You may remember that truck-only tolls were passed with dire statements about the condition of Rhode Island bridges. “People will die if we don’t get this new revenue stream to repair Rhode Island’s poor bridges” was repeatedly stated or heavily implied during the debate about and passage of the proposed new, legally quizzical, unnecessary toll on large trucks requested by former Governor Gina Raimondo and current RIDOT Director Peter Alviti.
Wow, sounds serious. Okay, Gov Raimondo and RIDOT, here’s your dubious new revenue stream.
But if the bridges are that bad and their condition poses such a dire threat to public safety, you’re at least going to repair them from worst to first, right, RIDOT?
Sure, they can’t be repaired exactly worst to first for reasons of logistics. So you triage. And the repair of a bridge whose condition was rated as “Poor” by RIDOT at least as far back as July, 2020; over a body of water (which would exacerbate corrosion); and that contains critical structural components from 1968 should be high on the list, not get postponed with crossed fingers.
Minimally, that bridge gets prioritized ahead of a bridge with a sufficiency rating of 72% per RIDOT’s own inspection report – the Oxford Street Bridge – that happens (undoubtedly a total coincidence) to be in a strategically advantageous location to maximize your legally dubious new revenue stream.
But that’s not what happened. Repairs, necessary or not, to the Oxford Street Bridge were completed in December, 2019. Much needed repairs to the Washington Bridge had not yet commenced when it was suddenly closed Monday due to the imminent failure of a critical component.
Members of the public, who pay for all of this and some of whose lives and businesses are being seriously disrupted, are being scolded for asking questions rather than simply being grateful that a catastrophic collapse was avoided and people did not die.
But isn’t that kind of a baseline? Isn’t it reasonable to expect that, minimally, state government will deliver the public services and projects we fund with an absence of fatalities?
In fact, the public has the right to expect a little more; to expect, for example, that the state highway infrastructure for which we pay top dollar is functional.
In the aftermath of the abrupt closure of the westbound side of the Washington Bridge, the Director of RIDOT has widely stated in the media
What you’re seeing here is the system working

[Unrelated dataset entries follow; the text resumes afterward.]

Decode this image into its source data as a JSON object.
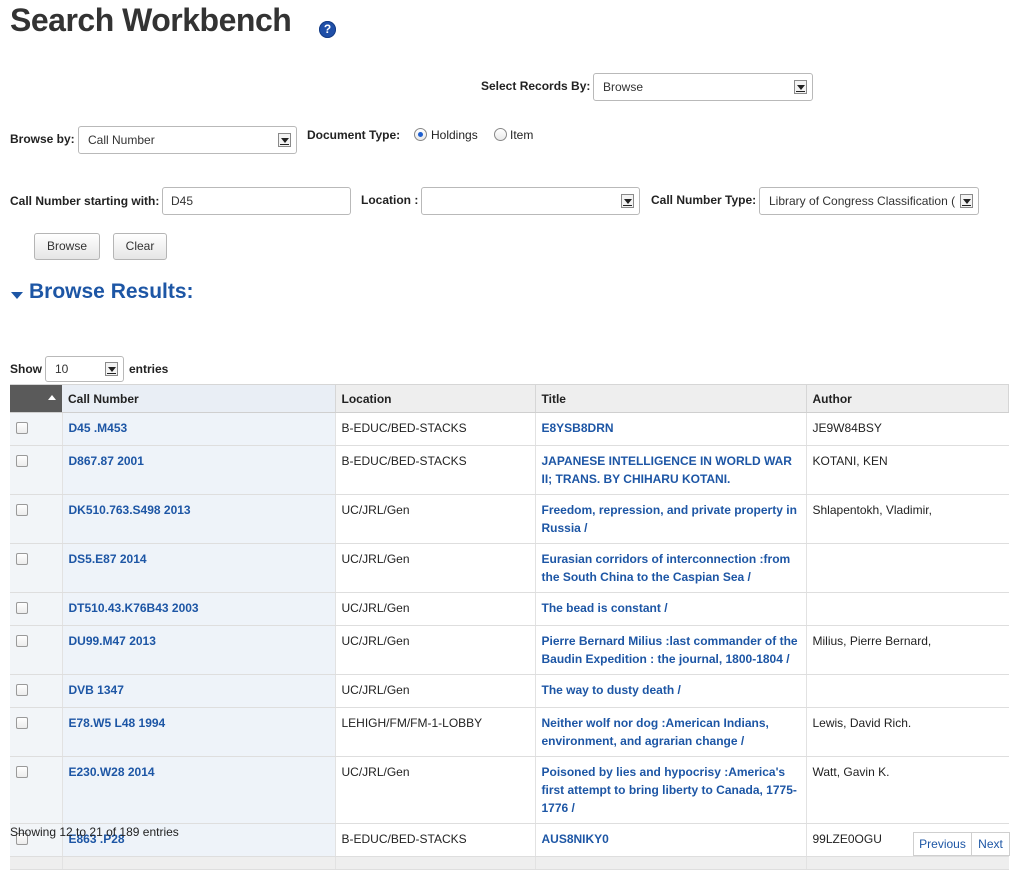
{
  "header": {
    "title": "Search Workbench",
    "help_glyph": "?"
  },
  "select_records": {
    "label": "Select Records By:",
    "value": "Browse"
  },
  "browse_by": {
    "label": "Browse by:",
    "value": "Call Number"
  },
  "document_type": {
    "label": "Document Type:",
    "options": [
      {
        "label": "Holdings",
        "selected": true
      },
      {
        "label": "Item",
        "selected": false
      }
    ]
  },
  "call_number_start": {
    "label": "Call Number starting with:",
    "value": "D45"
  },
  "location": {
    "label": "Location :",
    "value": ""
  },
  "call_number_type": {
    "label": "Call Number Type:",
    "value": "Library of Congress Classification ("
  },
  "buttons": {
    "browse": "Browse",
    "clear": "Clear"
  },
  "results": {
    "title": "Browse Results:",
    "show_label": "Show",
    "page_size": "10",
    "entries_label": "entries",
    "columns": [
      "Call Number",
      "Location",
      "Title",
      "Author"
    ],
    "rows": [
      {
        "call_number": "D45 .M453",
        "location": "B-EDUC/BED-STACKS",
        "title": "E8YSB8DRN",
        "author": "JE9W84BSY"
      },
      {
        "call_number": "D867.87 2001",
        "location": "B-EDUC/BED-STACKS",
        "title": "JAPANESE INTELLIGENCE IN WORLD WAR II; TRANS. BY CHIHARU KOTANI.",
        "author": "KOTANI, KEN"
      },
      {
        "call_number": "DK510.763.S498 2013",
        "location": "UC/JRL/Gen",
        "title": "Freedom, repression, and private property in Russia /",
        "author": "Shlapentokh, Vladimir,"
      },
      {
        "call_number": "DS5.E87 2014",
        "location": "UC/JRL/Gen",
        "title": "Eurasian corridors of interconnection :from the South China to the Caspian Sea /",
        "author": ""
      },
      {
        "call_number": "DT510.43.K76B43 2003",
        "location": "UC/JRL/Gen",
        "title": "The bead is constant /",
        "author": ""
      },
      {
        "call_number": "DU99.M47 2013",
        "location": "UC/JRL/Gen",
        "title": "Pierre Bernard Milius :last commander of the Baudin Expedition : the journal, 1800-1804 /",
        "author": "Milius, Pierre Bernard,"
      },
      {
        "call_number": "DVB 1347",
        "location": "UC/JRL/Gen",
        "title": "The way to dusty death /",
        "author": ""
      },
      {
        "call_number": "E78.W5 L48 1994",
        "location": "LEHIGH/FM/FM-1-LOBBY",
        "title": "Neither wolf nor dog :American Indians, environment, and agrarian change /",
        "author": "Lewis, David Rich."
      },
      {
        "call_number": "E230.W28 2014",
        "location": "UC/JRL/Gen",
        "title": "Poisoned by lies and hypocrisy :America's first attempt to bring liberty to Canada, 1775-1776 /",
        "author": "Watt, Gavin K."
      },
      {
        "call_number": "E863 .P28",
        "location": "B-EDUC/BED-STACKS",
        "title": "AUS8NIKY0",
        "author": "99LZE0OGU"
      }
    ],
    "info": "Showing 12 to 21 of 189 entries",
    "pagination": {
      "previous": "Previous",
      "next": "Next"
    }
  }
}
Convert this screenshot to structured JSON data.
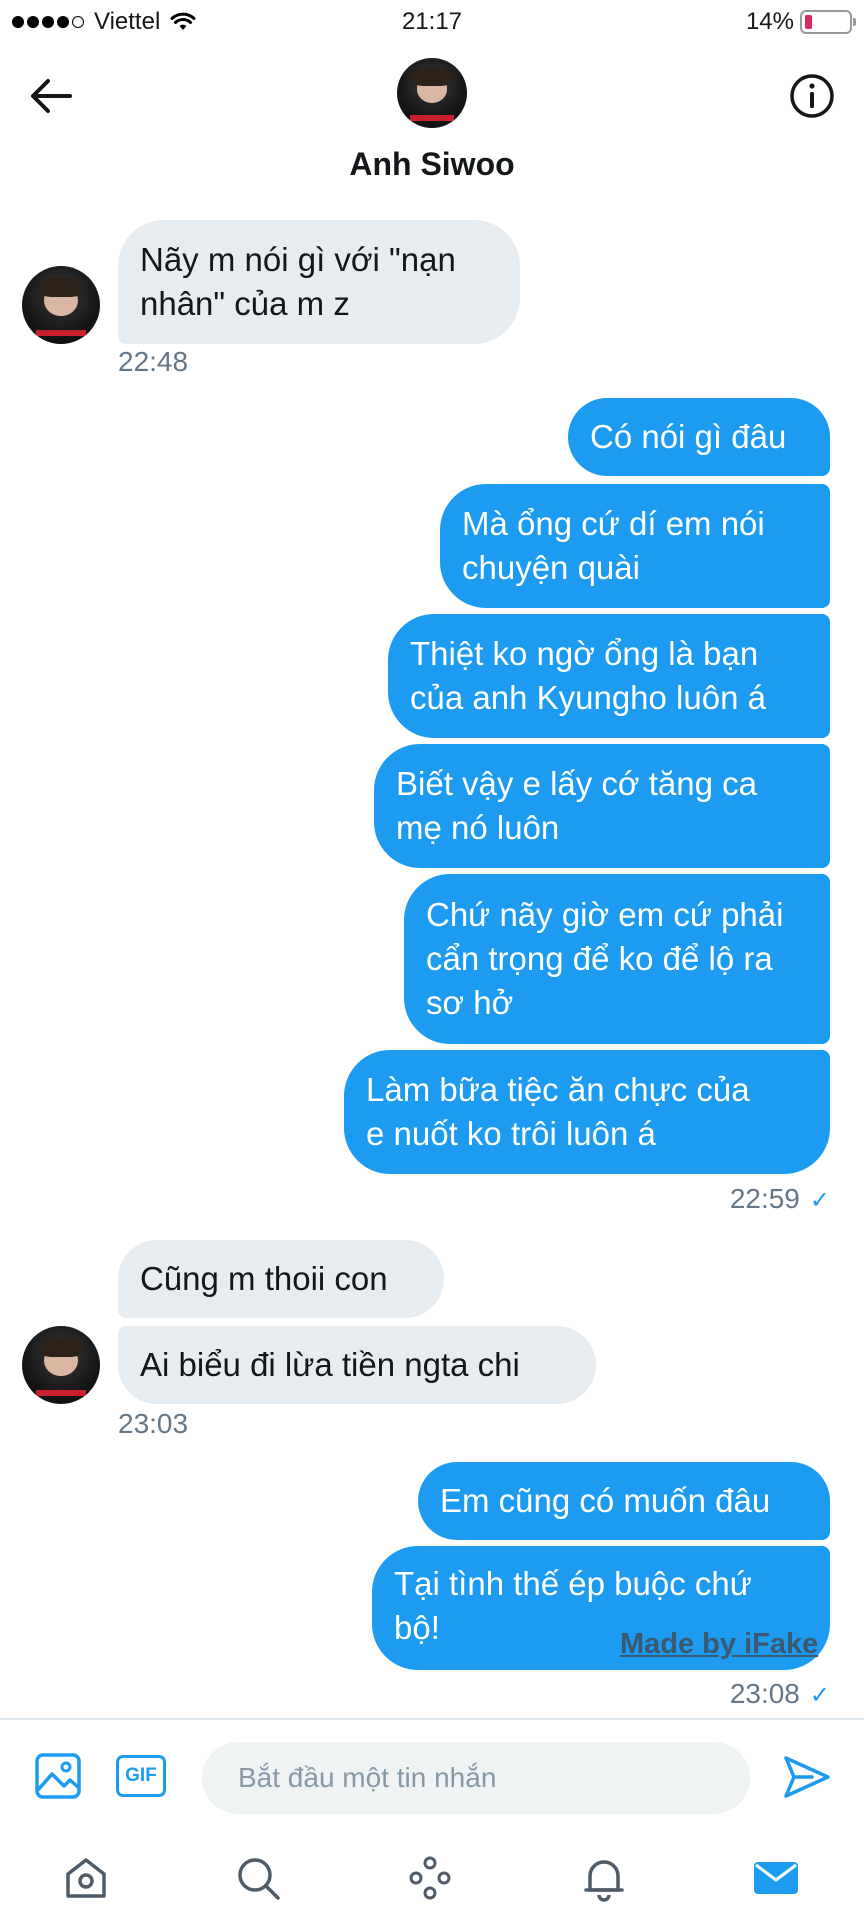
{
  "status_bar": {
    "carrier": "Viettel",
    "time": "21:17",
    "battery": "14%"
  },
  "header": {
    "contact_name": "Anh Siwoo"
  },
  "messages": [
    {
      "side": "in",
      "lines": [
        "Nãy m nói gì với \"nạn",
        "nhân\" của m z"
      ]
    },
    {
      "side": "in_time",
      "time": "22:48"
    },
    {
      "side": "out",
      "lines": [
        "Có nói gì đâu"
      ]
    },
    {
      "side": "out",
      "lines": [
        "Mà ổng cứ dí em nói",
        "chuyện quài"
      ]
    },
    {
      "side": "out",
      "lines": [
        "Thiệt ko ngờ ổng là bạn",
        "của anh Kyungho luôn á"
      ]
    },
    {
      "side": "out",
      "lines": [
        "Biết vậy e lấy cớ tăng ca",
        "mẹ nó luôn"
      ]
    },
    {
      "side": "out",
      "lines": [
        "Chứ nãy giờ em cứ phải",
        "cẩn trọng để ko để lộ ra",
        "sơ hở"
      ]
    },
    {
      "side": "out",
      "lines": [
        "Làm bữa tiệc ăn chực của",
        "e nuốt ko trôi luôn á"
      ]
    },
    {
      "side": "out_time",
      "time": "22:59",
      "check": "✓"
    },
    {
      "side": "in",
      "lines": [
        "Cũng m thoii con"
      ]
    },
    {
      "side": "in",
      "lines": [
        "Ai biểu đi lừa tiền ngta chi"
      ]
    },
    {
      "side": "in_time",
      "time": "23:03"
    },
    {
      "side": "out",
      "lines": [
        "Em cũng có muốn đâu"
      ]
    },
    {
      "side": "out",
      "lines": [
        "Tại tình thế ép buộc chứ",
        "bộ!"
      ]
    },
    {
      "side": "out_time",
      "time": "23:08",
      "check": "✓"
    }
  ],
  "watermark": "Made by iFake",
  "composer": {
    "gif_label": "GIF",
    "placeholder": "Bắt đầu một tin nhắn"
  },
  "icons": {
    "back": "arrow-left-icon",
    "info": "info-icon",
    "media": "image-icon",
    "send": "send-icon",
    "tabs": [
      "home-icon",
      "search-icon",
      "spaces-icon",
      "notifications-icon",
      "messages-icon"
    ]
  },
  "colors": {
    "accent": "#1d9bf0",
    "incoming_bubble": "#e6ecf0",
    "battery_low": "#e0245e"
  }
}
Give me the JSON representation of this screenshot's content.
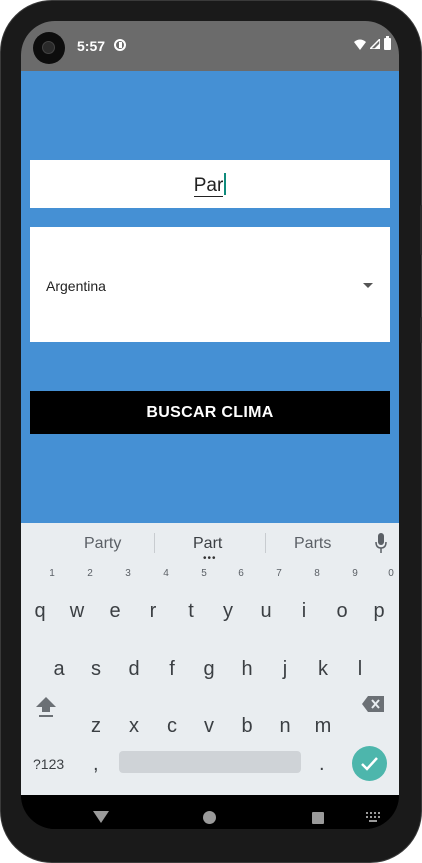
{
  "status_bar": {
    "time": "5:57",
    "icons": [
      "dnd-icon",
      "wifi-icon",
      "signal-icon",
      "battery-icon"
    ]
  },
  "app": {
    "background_color": "#4590d4",
    "city_input": {
      "value": "Par"
    },
    "country_select": {
      "selected": "Argentina"
    },
    "search_button": {
      "label": "BUSCAR CLIMA"
    }
  },
  "keyboard": {
    "suggestions": [
      "Party",
      "Part",
      "Parts"
    ],
    "row1": [
      "q",
      "w",
      "e",
      "r",
      "t",
      "y",
      "u",
      "i",
      "o",
      "p"
    ],
    "row1_hints": [
      "1",
      "2",
      "3",
      "4",
      "5",
      "6",
      "7",
      "8",
      "9",
      "0"
    ],
    "row2": [
      "a",
      "s",
      "d",
      "f",
      "g",
      "h",
      "j",
      "k",
      "l"
    ],
    "row3": [
      "z",
      "x",
      "c",
      "v",
      "b",
      "n",
      "m"
    ],
    "symbols_label": "?123",
    "comma": ",",
    "period": ".",
    "enter_color": "#4db6ac"
  }
}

Umm, your “system” resulted in the necessity to close one side of an interstate. The daily flow of 96,000 vehicles was abruptly stopped. The resulting massive diversion of those vehicles has seriously disrupted lives, businesses, commerce and medical care. That’s not a system “working”.
As experts have commented, “It shouldn’t have come to this”. Those anchor pins needed attention far sooner than RIDOT had scheduled.
The closure of the Washington Bridge clearly calls for a change of direction and for RIDOT to adjust their “system”. Here’s one idea. How about we prioritize the repair of bridges in worse condition over those in better condition? Otherwise, as we were urgently told in 2016, people might die.
[Featured image credit: Snapshot from RIDOT’s July, 2020 inspection report of the Washington Bridge classifying its condition as “Poor”.]